-- Work order --
Take the entries below and give them back exactly. Leave out nothing.

***

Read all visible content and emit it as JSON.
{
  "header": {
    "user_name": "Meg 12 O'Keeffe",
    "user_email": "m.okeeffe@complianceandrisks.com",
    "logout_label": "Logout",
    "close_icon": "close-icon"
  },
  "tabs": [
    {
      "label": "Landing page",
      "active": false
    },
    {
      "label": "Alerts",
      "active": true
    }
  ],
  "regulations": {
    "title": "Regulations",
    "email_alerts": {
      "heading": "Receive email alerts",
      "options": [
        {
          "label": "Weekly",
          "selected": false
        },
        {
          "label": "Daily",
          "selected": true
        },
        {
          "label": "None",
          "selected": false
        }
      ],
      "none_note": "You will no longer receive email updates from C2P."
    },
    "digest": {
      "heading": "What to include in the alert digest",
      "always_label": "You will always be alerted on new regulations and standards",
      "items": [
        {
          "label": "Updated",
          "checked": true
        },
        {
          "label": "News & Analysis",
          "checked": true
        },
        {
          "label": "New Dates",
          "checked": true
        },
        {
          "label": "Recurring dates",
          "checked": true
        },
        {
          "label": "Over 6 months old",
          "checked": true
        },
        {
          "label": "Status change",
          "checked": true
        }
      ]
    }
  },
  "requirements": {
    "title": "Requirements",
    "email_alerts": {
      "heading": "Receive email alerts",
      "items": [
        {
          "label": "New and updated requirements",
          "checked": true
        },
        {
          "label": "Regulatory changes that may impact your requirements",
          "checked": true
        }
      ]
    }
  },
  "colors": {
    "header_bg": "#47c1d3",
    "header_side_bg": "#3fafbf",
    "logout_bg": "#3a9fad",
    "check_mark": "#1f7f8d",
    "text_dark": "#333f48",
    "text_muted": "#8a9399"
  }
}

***

-- Response to this task --
Read all visible content and emit it as JSON.
{
  "header": {
    "user_name": "Meg 12 O'Keeffe",
    "user_email": "m.okeeffe@complianceandrisks.com",
    "logout_label": "Logout",
    "close_icon": "close-icon"
  },
  "tabs": [
    {
      "label": "Landing page",
      "active": false
    },
    {
      "label": "Alerts",
      "active": true
    }
  ],
  "regulations": {
    "title": "Regulations",
    "email_alerts": {
      "heading": "Receive email alerts",
      "options": [
        {
          "label": "Weekly",
          "selected": false
        },
        {
          "label": "Daily",
          "selected": true
        },
        {
          "label": "None",
          "selected": false
        }
      ],
      "none_note": "You will no longer receive email updates from C2P."
    },
    "digest": {
      "heading": "What to include in the alert digest",
      "always_label": "You will always be alerted on new regulations and standards",
      "items": [
        {
          "label": "Updated",
          "checked": true
        },
        {
          "label": "News & Analysis",
          "checked": true
        },
        {
          "label": "New Dates",
          "checked": true
        },
        {
          "label": "Recurring dates",
          "checked": true
        },
        {
          "label": "Over 6 months old",
          "checked": true
        },
        {
          "label": "Status change",
          "checked": true
        }
      ]
    }
  },
  "requirements": {
    "title": "Requirements",
    "email_alerts": {
      "heading": "Receive email alerts",
      "items": [
        {
          "label": "New and updated requirements",
          "checked": true
        },
        {
          "label": "Regulatory changes that may impact your requirements",
          "checked": true
        }
      ]
    }
  },
  "colors": {
    "header_bg": "#47c1d3",
    "header_side_bg": "#3fafbf",
    "logout_bg": "#3a9fad",
    "check_mark": "#1f7f8d",
    "text_dark": "#333f48",
    "text_muted": "#8a9399"
  }
}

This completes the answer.